Perseverance is currently heading south from its landing spot on the Jezero Crater, while Ingenuity is scouting locations to help it plot its way on the ground. 

Photo of NASA ‘s Ingenuity helicopter taken during its tenth flight. NASA said it was the ‘most complex’ flight yet

This annotated image of Mars' Jezero Crater depicts the ground track and waypoints of the Ingenuity Mars Helicopter's tenth flight

This annotated image of Mars’ Jezero Crater depicts the ground track and waypoints of the Ingenuity Mars Helicopter’s tenth flight

INGENUITY FLIGHTS SO FAR

Flight one: April 19, 2021 with a vertical takeoff up to 9.8ft, stationary hover and a landing 

Flight two: April 22, 2021 with a vertical takeoff up to 16ft, hover, then shift westward for 14ft before returning and landing 
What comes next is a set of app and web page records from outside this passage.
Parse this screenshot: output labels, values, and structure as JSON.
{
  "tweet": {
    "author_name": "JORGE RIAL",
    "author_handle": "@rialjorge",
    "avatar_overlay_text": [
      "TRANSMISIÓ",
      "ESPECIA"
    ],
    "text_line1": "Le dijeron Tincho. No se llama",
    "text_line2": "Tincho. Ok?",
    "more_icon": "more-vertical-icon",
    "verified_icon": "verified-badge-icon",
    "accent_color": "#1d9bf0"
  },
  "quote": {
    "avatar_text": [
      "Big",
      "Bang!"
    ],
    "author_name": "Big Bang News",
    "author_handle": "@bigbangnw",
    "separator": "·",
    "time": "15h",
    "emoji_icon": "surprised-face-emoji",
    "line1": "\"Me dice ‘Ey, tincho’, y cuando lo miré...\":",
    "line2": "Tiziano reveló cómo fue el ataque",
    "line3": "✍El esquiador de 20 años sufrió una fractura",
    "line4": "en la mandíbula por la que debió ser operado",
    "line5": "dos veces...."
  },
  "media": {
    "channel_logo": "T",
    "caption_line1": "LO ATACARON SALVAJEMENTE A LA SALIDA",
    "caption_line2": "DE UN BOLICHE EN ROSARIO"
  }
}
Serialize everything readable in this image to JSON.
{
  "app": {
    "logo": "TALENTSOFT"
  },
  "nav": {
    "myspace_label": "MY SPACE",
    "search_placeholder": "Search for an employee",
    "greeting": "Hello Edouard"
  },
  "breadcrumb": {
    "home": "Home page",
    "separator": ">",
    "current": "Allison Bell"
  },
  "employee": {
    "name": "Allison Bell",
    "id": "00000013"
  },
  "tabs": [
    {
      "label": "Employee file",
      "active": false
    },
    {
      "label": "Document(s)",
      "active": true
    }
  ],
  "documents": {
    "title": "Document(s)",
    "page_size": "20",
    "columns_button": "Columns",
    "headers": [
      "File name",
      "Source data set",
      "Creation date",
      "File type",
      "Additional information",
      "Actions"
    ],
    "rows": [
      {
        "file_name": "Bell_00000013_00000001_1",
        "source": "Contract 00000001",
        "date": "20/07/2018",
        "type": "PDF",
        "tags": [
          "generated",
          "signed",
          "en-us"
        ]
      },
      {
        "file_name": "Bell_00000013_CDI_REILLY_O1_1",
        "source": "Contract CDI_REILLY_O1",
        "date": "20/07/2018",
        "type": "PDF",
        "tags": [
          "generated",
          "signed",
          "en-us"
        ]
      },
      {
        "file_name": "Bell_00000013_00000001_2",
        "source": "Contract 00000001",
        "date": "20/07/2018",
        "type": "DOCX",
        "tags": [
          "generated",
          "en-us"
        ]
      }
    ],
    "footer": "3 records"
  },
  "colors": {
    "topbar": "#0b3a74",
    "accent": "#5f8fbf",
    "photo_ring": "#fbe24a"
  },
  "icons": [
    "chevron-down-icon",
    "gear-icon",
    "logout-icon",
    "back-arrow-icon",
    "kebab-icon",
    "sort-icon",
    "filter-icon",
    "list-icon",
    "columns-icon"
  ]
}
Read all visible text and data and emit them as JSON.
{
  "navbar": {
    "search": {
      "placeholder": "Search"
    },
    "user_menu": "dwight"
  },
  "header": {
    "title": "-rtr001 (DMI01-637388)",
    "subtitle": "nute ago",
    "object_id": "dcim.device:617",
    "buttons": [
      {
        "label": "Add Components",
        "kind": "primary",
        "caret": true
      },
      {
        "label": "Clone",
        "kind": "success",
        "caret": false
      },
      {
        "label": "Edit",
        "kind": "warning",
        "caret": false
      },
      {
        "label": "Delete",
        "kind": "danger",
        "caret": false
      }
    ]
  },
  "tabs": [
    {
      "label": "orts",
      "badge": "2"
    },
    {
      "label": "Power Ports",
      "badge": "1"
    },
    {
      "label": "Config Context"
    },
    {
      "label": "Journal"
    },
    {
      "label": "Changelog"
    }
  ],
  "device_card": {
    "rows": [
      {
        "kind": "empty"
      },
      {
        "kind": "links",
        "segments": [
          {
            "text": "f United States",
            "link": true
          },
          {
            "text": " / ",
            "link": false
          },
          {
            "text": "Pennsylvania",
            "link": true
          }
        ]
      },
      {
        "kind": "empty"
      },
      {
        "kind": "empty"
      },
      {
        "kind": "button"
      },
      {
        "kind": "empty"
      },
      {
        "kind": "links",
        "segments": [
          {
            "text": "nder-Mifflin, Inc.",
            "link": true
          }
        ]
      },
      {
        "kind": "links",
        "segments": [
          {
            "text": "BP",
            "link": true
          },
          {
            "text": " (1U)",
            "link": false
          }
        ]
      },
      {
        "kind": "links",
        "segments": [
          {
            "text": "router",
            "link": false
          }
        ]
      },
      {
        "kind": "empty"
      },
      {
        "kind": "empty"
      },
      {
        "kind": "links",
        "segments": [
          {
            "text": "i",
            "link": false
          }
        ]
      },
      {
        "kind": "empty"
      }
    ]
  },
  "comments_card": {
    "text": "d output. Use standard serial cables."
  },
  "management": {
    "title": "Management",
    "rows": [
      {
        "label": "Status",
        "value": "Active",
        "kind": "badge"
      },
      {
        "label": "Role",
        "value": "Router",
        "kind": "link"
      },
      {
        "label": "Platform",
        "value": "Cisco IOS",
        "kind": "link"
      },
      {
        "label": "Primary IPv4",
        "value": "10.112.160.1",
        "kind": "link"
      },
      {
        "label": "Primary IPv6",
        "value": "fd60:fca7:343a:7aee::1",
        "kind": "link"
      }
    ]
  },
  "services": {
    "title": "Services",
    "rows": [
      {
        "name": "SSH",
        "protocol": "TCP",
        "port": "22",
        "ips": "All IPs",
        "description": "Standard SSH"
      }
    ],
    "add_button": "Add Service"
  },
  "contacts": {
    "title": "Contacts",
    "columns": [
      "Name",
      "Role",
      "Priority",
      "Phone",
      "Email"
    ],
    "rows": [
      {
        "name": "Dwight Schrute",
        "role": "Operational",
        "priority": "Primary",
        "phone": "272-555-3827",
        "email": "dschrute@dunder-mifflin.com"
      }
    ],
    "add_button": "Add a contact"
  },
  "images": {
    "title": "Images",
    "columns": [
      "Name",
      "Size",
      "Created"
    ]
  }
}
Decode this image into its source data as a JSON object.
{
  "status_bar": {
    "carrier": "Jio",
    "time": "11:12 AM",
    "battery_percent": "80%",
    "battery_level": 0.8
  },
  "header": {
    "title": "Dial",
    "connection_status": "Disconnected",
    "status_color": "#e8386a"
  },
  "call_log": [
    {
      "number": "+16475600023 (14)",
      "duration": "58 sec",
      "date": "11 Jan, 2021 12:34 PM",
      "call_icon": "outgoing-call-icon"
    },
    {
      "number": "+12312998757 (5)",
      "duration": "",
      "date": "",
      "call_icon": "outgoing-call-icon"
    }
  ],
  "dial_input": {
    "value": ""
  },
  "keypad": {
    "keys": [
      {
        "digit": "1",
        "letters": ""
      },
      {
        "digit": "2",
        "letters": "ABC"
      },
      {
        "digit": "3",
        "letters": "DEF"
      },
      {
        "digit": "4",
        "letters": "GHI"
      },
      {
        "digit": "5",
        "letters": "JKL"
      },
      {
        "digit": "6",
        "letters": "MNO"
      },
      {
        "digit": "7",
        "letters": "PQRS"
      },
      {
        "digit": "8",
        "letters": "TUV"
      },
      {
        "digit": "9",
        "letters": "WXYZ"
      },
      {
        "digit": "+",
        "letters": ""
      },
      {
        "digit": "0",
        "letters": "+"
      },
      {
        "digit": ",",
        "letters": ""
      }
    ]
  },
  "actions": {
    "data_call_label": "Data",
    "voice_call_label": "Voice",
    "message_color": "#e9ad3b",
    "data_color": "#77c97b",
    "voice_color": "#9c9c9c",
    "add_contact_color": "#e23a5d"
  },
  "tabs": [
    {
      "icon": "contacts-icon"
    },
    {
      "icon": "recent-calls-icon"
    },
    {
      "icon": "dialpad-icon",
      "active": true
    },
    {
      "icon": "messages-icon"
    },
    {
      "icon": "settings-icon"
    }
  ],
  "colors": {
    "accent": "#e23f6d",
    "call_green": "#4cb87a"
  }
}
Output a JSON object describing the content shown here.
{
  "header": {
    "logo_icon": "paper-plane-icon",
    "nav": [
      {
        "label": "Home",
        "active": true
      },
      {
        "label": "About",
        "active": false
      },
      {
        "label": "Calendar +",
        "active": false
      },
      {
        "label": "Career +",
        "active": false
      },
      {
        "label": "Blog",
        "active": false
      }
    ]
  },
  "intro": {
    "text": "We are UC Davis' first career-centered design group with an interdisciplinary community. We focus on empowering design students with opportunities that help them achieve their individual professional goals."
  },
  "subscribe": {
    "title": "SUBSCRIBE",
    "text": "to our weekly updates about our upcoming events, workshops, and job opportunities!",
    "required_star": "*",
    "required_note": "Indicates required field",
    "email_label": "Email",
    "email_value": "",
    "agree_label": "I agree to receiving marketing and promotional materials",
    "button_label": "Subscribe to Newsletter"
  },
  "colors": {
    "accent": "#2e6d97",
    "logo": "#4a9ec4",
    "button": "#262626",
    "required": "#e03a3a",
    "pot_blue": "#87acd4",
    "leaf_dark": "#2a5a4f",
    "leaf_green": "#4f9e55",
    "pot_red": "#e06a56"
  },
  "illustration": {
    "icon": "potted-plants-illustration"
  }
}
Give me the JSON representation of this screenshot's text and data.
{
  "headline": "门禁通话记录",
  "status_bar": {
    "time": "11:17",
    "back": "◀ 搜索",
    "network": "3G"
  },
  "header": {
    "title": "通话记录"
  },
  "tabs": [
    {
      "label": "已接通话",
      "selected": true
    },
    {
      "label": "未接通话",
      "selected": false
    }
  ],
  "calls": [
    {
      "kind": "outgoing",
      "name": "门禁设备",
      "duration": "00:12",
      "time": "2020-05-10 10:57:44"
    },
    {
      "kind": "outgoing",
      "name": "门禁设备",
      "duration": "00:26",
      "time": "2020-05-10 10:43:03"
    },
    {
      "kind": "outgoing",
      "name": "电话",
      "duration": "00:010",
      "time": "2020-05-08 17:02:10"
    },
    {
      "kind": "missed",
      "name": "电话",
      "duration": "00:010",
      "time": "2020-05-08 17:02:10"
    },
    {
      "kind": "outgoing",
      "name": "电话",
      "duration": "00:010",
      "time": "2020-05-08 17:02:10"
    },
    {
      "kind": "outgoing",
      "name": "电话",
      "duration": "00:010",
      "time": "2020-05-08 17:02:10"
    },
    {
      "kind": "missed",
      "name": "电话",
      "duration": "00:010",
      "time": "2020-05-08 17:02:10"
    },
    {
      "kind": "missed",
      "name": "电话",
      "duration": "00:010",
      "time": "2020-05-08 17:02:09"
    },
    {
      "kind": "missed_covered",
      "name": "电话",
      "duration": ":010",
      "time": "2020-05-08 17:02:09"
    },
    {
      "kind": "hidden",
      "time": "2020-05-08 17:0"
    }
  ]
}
Flight three: April 25, 2021 with a vertical takeoff up to 16ft, hover, shift northwards for 328ft at an airspeed of 2 m/s before returning to land

Flight four: April 30, 2021 with a vertical takeoff up to 16ft, hover, shift southwards 873ft at 3.5m/s before returning to land 

Flight five: May 7, 2021 with a vertical takeoff up to 33ft, hover, shift southwards 423ft at 3.5 m/s before landing at that new location

Flight six: May 22, 2021 with a vertical takeoff of 33ft, hover, shift southwest 492ft at 9mph, travel 49ft south, travel 164ft before returning to land 

Flight seven: June 8, 2021 with a vertical takeoff of 33ft, hover, shift 348ft at 9mph, land at Airfield D

Flight eight: June 21, 2021 with a vertical takeoff, hover, shift southwest 520ft, land at Airfield E 438ft away from Perseverance

Flight nine: July 5, 2021 with a record length of 2,050ft southwest over a prospective research location at 16ft per second.

Flight ten: July 24, 2021 with a record height of 40 feet (12 metres) over Raised Ridges to Airfield G. Flight duration 165.4 seconds. 

‘With the Mars Helicopter’s flight success today, we crossed its 1-mile total distance flown to date,’ NASA’s Jet Propulsion Laboratory posted on Instagram. 

NASA called the tenth flight Ingenuity’s ‘most complex’ yet in its efforts to support Perseverance in its mission to search for signs of ancient life on Mars.

Like on previous flights, Ingenuity snapped ‘selfies’ of its shadow on the planet’s surface. 

Ingenuity is equipped with two cameras of its own its its cube-shaped base – one colour camera with a horizon-facing view for terrain images and one black-and-white for navigation. 

Ingenuity arrived on Mars attached to the belly of Perseverance, which touched down on Mars on February 18 after a nearly seven-month journey through space.  

Perseverance made its first test drive on Mars on March 4, and on April 4, NASA confirmed that Ingenuity has been dropped to the surface of Mars from Perseverance’s ‘belly’ in preparation for its historic flight.  

NASA also said on April 5 that Ingenuity had survived its first night on the Martian surface – a major milestone because surface temperatures can plunge as low as -130°F (-90°C).   

The copter, which is just 18-inches tall, made its first flight on April 19, 2021, making history as the first powered controlled flight on any planet other than Earth. 

In a nod to this feat, Ingenuity carries a small amount of fabric that covered one of the wings of the Wright brothers’ aircraft, known as the Flyer, during the first powered, controlled flight on Earth in 1903. 

For the first flight, Ingenuity took off, climbed to about 10 feet (3 meters) above the ground, hovered in the air briefly, completed a turn and then landed. 

After that, the helicopter successfully performed additional experimental flights of incrementally farther distance and greater altitude, culminating with the tenth flight on Saturday. 

The Jezero Crater (pictured) is an ancient river delta that seems a logical spot for somewhere that once harboured life

The Jezero Crater (pictured) is an ancient river delta that seems a logical spot for somewhere that once harboured life

The first five flights throughout April and May were part of a ‘technical demonstration’ to prove something could fly on Mars.

The subsequent flights formed part of an extended mission support role, helping Perseverance.  

During its sixth flight on May 23, Ingenuity experienced a bit of a wobble due to some ‘unexpected motion’ in the final few feet.

This motion was from an ‘image processing issue’ but it ‘muscled through’, NASA JPL tweeted at the time. 

Read more at DailyMail.co.uk